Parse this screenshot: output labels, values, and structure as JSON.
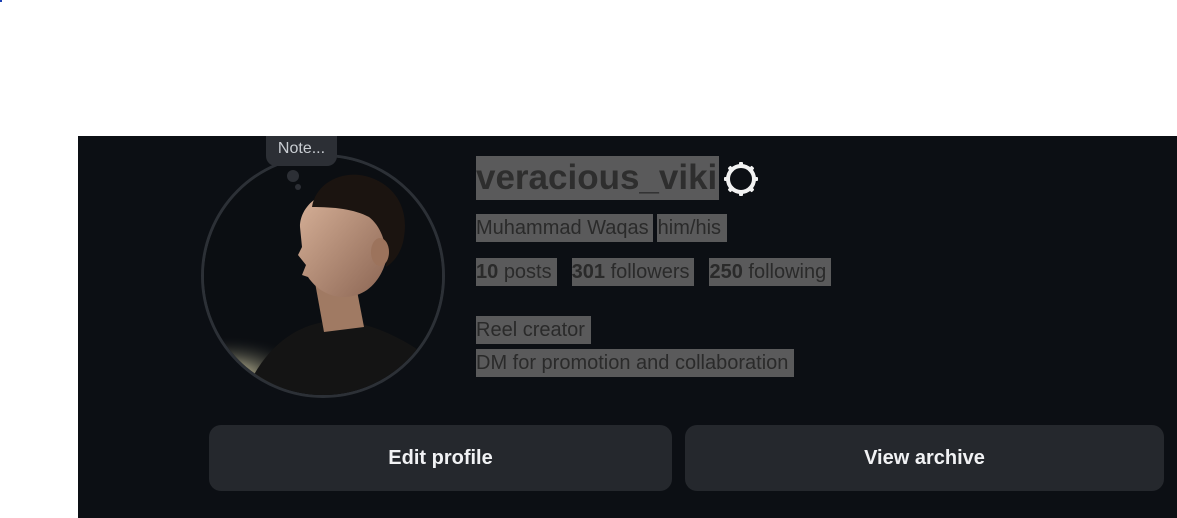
{
  "profile": {
    "username": "veracious_viki",
    "full_name": "Muhammad Waqas",
    "pronouns": "him/his",
    "note_placeholder": "Note...",
    "stats": {
      "posts_count": "10",
      "posts_label": "posts",
      "followers_count": "301",
      "followers_label": "followers",
      "following_count": "250",
      "following_label": "following"
    },
    "bio": {
      "line1": "Reel creator",
      "line2": "DM for promotion and collaboration"
    }
  },
  "actions": {
    "edit_profile": "Edit profile",
    "view_archive": "View archive"
  },
  "icons": {
    "settings": "gear-icon"
  },
  "colors": {
    "panel_bg": "#0c0f14",
    "button_bg": "#25282d",
    "text_highlight": "#5a5a5b"
  }
}
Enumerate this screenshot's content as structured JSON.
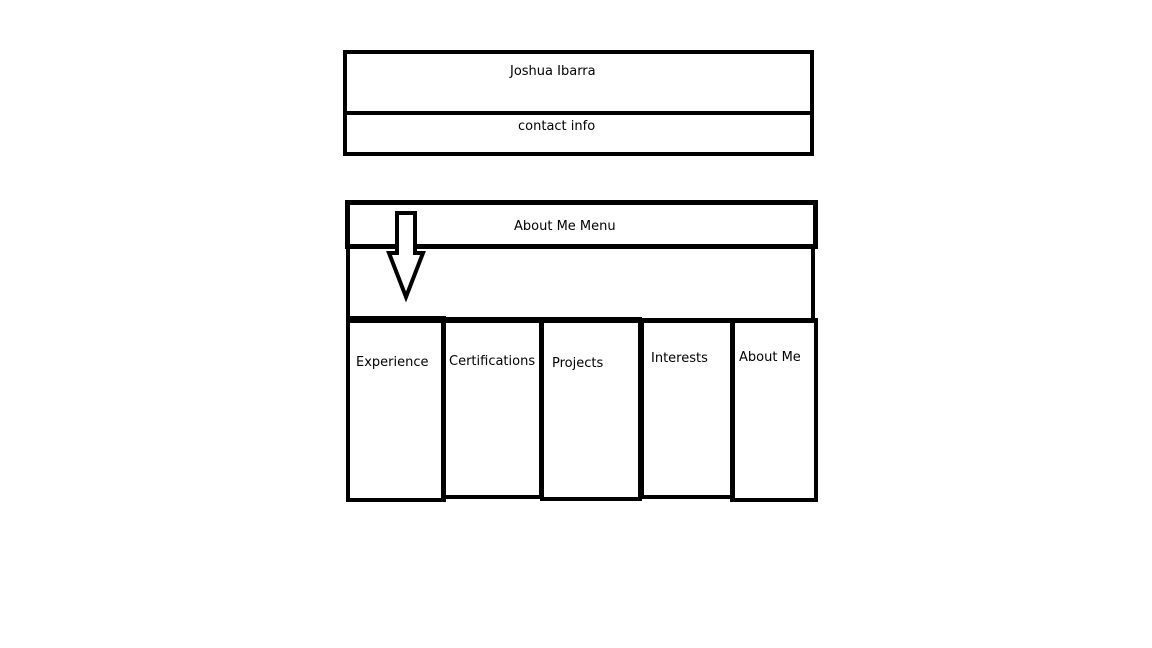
{
  "header": {
    "name": "Joshua Ibarra",
    "contact": "contact info"
  },
  "menu": {
    "title": "About Me Menu",
    "arrow_icon": "down-arrow-icon",
    "items": [
      {
        "label": "Experience"
      },
      {
        "label": "Certifications"
      },
      {
        "label": "Projects"
      },
      {
        "label": "Interests"
      },
      {
        "label": "About Me"
      }
    ]
  }
}
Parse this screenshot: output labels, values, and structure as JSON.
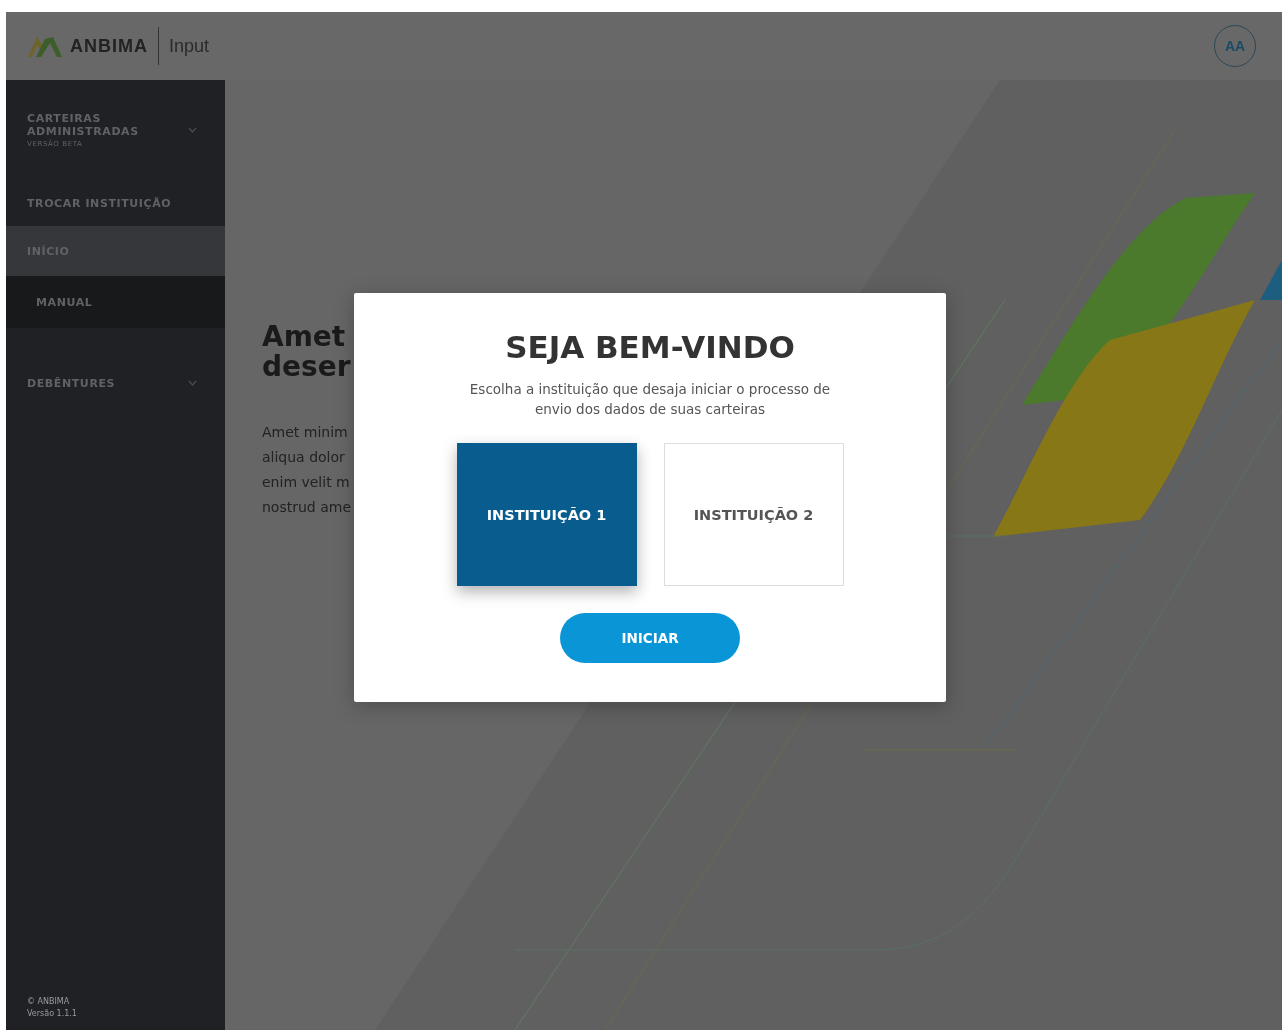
{
  "header": {
    "brand": "ANBIMA",
    "product": "Input",
    "avatar": "AA"
  },
  "sidebar": {
    "items": [
      {
        "kind": "group",
        "label": "CARTEIRAS ADMINISTRADAS",
        "note": "VERSÃO BETA",
        "selected": false
      },
      {
        "kind": "link",
        "label": "TROCAR INSTITUIÇÃO",
        "selected": false
      },
      {
        "kind": "link",
        "label": "INÍCIO",
        "selected": true
      },
      {
        "kind": "sub",
        "label": "MANUAL",
        "selected": false
      },
      {
        "kind": "group",
        "label": "DEBÊNTURES",
        "selected": false
      }
    ],
    "footer": [
      "© ANBIMA",
      "Versão 1.1.1"
    ]
  },
  "content": {
    "heading": [
      "Amet",
      "deser"
    ],
    "paragraph": [
      "Amet minim",
      "aliqua dolor",
      "enim velit m",
      "nostrud ame"
    ]
  },
  "dialog": {
    "title": "SEJA BEM-VINDO",
    "subtitle": "Escolha a instituição que desaja iniciar o processo de envio dos dados de suas carteiras",
    "options": [
      {
        "label": "INSTITUIÇÃO 1",
        "selected": true
      },
      {
        "label": "INSTITUIÇÃO 2",
        "selected": false
      }
    ],
    "button": "INICIAR"
  }
}
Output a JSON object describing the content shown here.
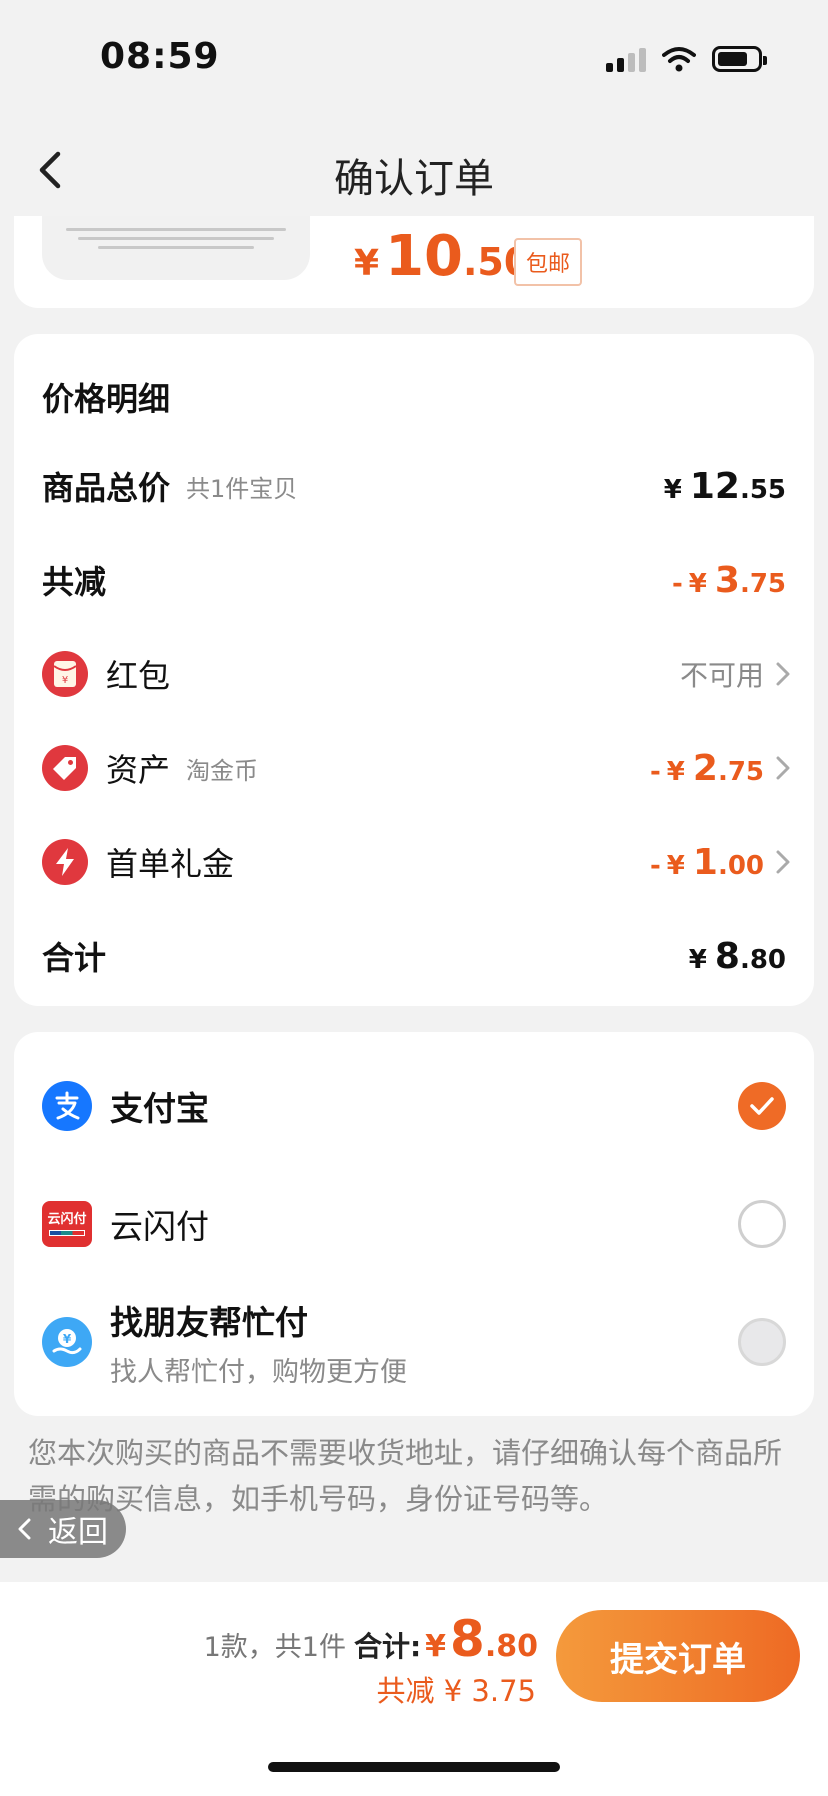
{
  "status_bar": {
    "time": "08:59"
  },
  "nav": {
    "title": "确认订单"
  },
  "product": {
    "price_currency": "¥",
    "price_int": "10",
    "price_dec": ".50",
    "shipping_tag": "包邮"
  },
  "price_detail": {
    "heading": "价格明细",
    "goods_total": {
      "label": "商品总价",
      "sub": "共1件宝贝",
      "cur": "¥",
      "int": "12",
      "dec": ".55"
    },
    "total_reduce": {
      "label": "共减",
      "sign": "-",
      "cur": "¥",
      "int": "3",
      "dec": ".75"
    },
    "red_packet": {
      "label": "红包",
      "value": "不可用",
      "icon": "red-envelope-icon"
    },
    "assets": {
      "label": "资产",
      "sub": "淘金币",
      "sign": "-",
      "cur": "¥",
      "int": "2",
      "dec": ".75",
      "icon": "tag-icon"
    },
    "first_order": {
      "label": "首单礼金",
      "sign": "-",
      "cur": "¥",
      "int": "1",
      "dec": ".00",
      "icon": "lightning-icon"
    },
    "sum": {
      "label": "合计",
      "cur": "¥",
      "int": "8",
      "dec": ".80"
    }
  },
  "payment": {
    "methods": [
      {
        "name": "支付宝",
        "icon": "alipay-icon",
        "selected": true
      },
      {
        "name": "云闪付",
        "icon": "unionpay-icon",
        "icon_text": "云闪付",
        "selected": false
      },
      {
        "name": "找朋友帮忙付",
        "sub": "找人帮忙付，购物更方便",
        "icon": "friend-pay-icon",
        "selected": false
      }
    ]
  },
  "notice": "您本次购买的商品不需要收货地址，请仔细确认每个商品所需的购买信息，如手机号码，身份证号码等。",
  "float_back": {
    "label": "返回"
  },
  "bottom": {
    "count": "1款，共1件",
    "total_label": "合计:",
    "total_cur": "¥",
    "total_int": "8",
    "total_dec": ".80",
    "discount": "共减 ¥ 3.75",
    "submit": "提交订单"
  },
  "colors": {
    "accent": "#ea5b1d",
    "button": "#ee6a24",
    "alipay": "#1677ff",
    "red": "#e0383e"
  }
}
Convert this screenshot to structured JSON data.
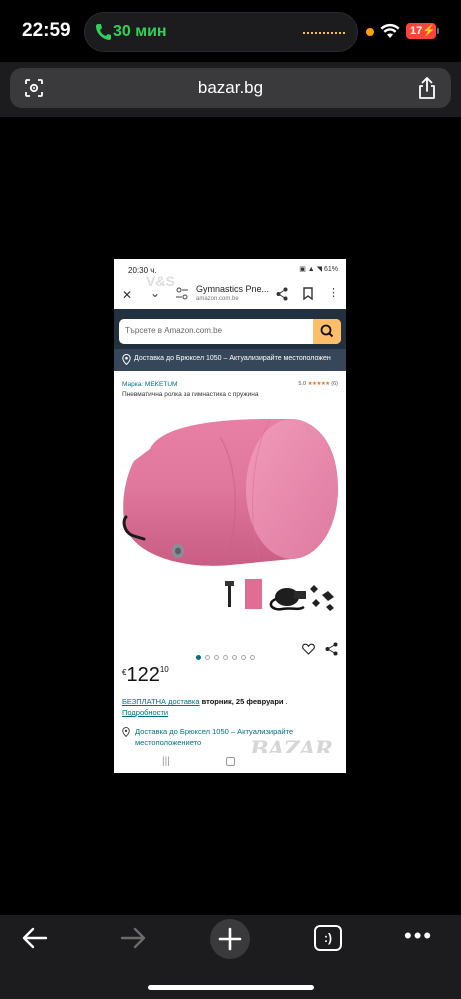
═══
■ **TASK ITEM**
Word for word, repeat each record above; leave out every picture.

■ **RESULT OF THIS TASK**
Parse this screenshot: output labels, values, and structure as JSON.
{
  "profile": {
    "username": "veracious_viki",
    "full_name": "Muhammad Waqas",
    "pronouns": "him/his",
    "note_placeholder": "Note...",
    "stats": {
      "posts_count": "10",
      "posts_label": "posts",
      "followers_count": "301",
      "followers_label": "followers",
      "following_count": "250",
      "following_label": "following"
    },
    "bio": {
      "line1": "Reel creator",
      "line2": "DM for promotion and collaboration"
    }
  },
  "actions": {
    "edit_profile": "Edit profile",
    "view_archive": "View archive"
  },
  "icons": {
    "settings": "gear-icon"
  },
  "colors": {
    "panel_bg": "#0c0f14",
    "button_bg": "#25282d",
    "text_highlight": "#5a5a5b"
  }
}
Enumerate this screenshot's content as structured JSON.
{
  "header": {
    "name": "Joshua Ibarra",
    "contact": "contact info"
  },
  "menu": {
    "title": "About Me Menu",
    "arrow_icon": "down-arrow-icon",
    "items": [
      {
        "label": "Experience"
      },
      {
        "label": "Certifications"
      },
      {
        "label": "Projects"
      },
      {
        "label": "Interests"
      },
      {
        "label": "About Me"
      }
    ]
  }
}
Parse this screenshot: output labels, values, and structure as JSON.
{
  "header": {
    "brand": "ANBIMA",
    "product": "Input",
    "avatar": "AA"
  },
  "sidebar": {
    "items": [
      {
        "kind": "group",
        "label": "CARTEIRAS ADMINISTRADAS",
        "note": "VERSÃO BETA",
        "selected": false
      },
      {
        "kind": "link",
        "label": "TROCAR INSTITUIÇÃO",
        "selected": false
      },
      {
        "kind": "link",
        "label": "INÍCIO",
        "selected": true
      },
      {
        "kind": "sub",
        "label": "MANUAL",
        "selected": false
      },
      {
        "kind": "group",
        "label": "DEBÊNTURES",
        "selected": false
      }
    ],
    "footer": [
      "© ANBIMA",
      "Versão 1.1.1"
    ]
  },
  "content": {
    "heading": [
      "Amet",
      "deser"
    ],
    "paragraph": [
      "Amet minim",
      "aliqua dolor",
      "enim velit m",
      "nostrud ame"
    ]
  },
  "dialog": {
    "title": "SEJA BEM-VINDO",
    "subtitle": "Escolha a instituição que desaja iniciar o processo de envio dos dados de suas carteiras",
    "options": [
      {
        "label": "INSTITUIÇÃO 1",
        "selected": true
      },
      {
        "label": "INSTITUIÇÃO 2",
        "selected": false
      }
    ],
    "button": "INICIAR"
  }
}
Output a JSON object describing the content shown here.
{
  "status_bar": {
    "time": "08:59"
  },
  "nav": {
    "title": "确认订单"
  },
  "product": {
    "price_currency": "¥",
    "price_int": "10",
    "price_dec": ".50",
    "shipping_tag": "包邮"
  },
  "price_detail": {
    "heading": "价格明细",
    "goods_total": {
      "label": "商品总价",
      "sub": "共1件宝贝",
      "cur": "¥",
      "int": "12",
      "dec": ".55"
    },
    "total_reduce": {
      "label": "共减",
      "sign": "-",
      "cur": "¥",
      "int": "3",
      "dec": ".75"
    },
    "red_packet": {
      "label": "红包",
      "value": "不可用",
      "icon": "red-envelope-icon"
    },
    "assets": {
      "label": "资产",
      "sub": "淘金币",
      "sign": "-",
      "cur": "¥",
      "int": "2",
      "dec": ".75",
      "icon": "tag-icon"
    },
    "first_order": {
      "label": "首单礼金",
      "sign": "-",
      "cur": "¥",
      "int": "1",
      "dec": ".00",
      "icon": "lightning-icon"
    },
    "sum": {
      "label": "合计",
      "cur": "¥",
      "int": "8",
      "dec": ".80"
    }
  },
  "payment": {
    "methods": [
      {
        "name": "支付宝",
        "icon": "alipay-icon",
        "selected": true
      },
      {
        "name": "云闪付",
        "icon": "unionpay-icon",
        "icon_text": "云闪付",
        "selected": false
      },
      {
        "name": "找朋友帮忙付",
        "sub": "找人帮忙付，购物更方便",
        "icon": "friend-pay-icon",
        "selected": false
      }
    ]
  },
  "notice": "您本次购买的商品不需要收货地址，请仔细确认每个商品所需的购买信息，如手机号码，身份证号码等。",
  "float_back": {
    "label": "返回"
  },
  "bottom": {
    "count": "1款，共1件",
    "total_label": "合计:",
    "total_cur": "¥",
    "total_int": "8",
    "total_dec": ".80",
    "discount": "共减 ¥ 3.75",
    "submit": "提交订单"
  },
  "colors": {
    "accent": "#ea5b1d",
    "button": "#ee6a24",
    "alipay": "#1677ff",
    "red": "#e0383e"
  }
}
Convert this screenshot to structured JSON data.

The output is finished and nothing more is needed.